* Exercise aim
Drop the pictures, then extract the listing word for word.
#### Input data
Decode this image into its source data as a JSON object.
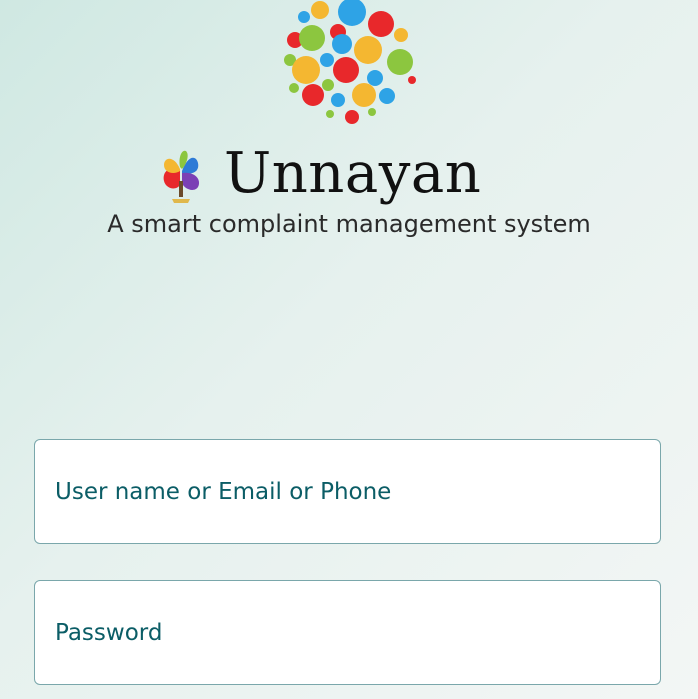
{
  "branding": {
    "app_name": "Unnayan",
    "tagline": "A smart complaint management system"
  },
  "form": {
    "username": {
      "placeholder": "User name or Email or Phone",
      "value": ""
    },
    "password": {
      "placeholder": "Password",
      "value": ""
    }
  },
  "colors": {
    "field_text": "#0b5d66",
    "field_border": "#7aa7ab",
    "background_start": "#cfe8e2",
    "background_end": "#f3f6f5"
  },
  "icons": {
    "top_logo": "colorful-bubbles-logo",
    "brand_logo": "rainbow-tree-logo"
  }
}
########
* Response to the exercise
Decode this image into its source data as a JSON object.
{
  "branding": {
    "app_name": "Unnayan",
    "tagline": "A smart complaint management system"
  },
  "form": {
    "username": {
      "placeholder": "User name or Email or Phone",
      "value": ""
    },
    "password": {
      "placeholder": "Password",
      "value": ""
    }
  },
  "colors": {
    "field_text": "#0b5d66",
    "field_border": "#7aa7ab",
    "background_start": "#cfe8e2",
    "background_end": "#f3f6f5"
  },
  "icons": {
    "top_logo": "colorful-bubbles-logo",
    "brand_logo": "rainbow-tree-logo"
  }
}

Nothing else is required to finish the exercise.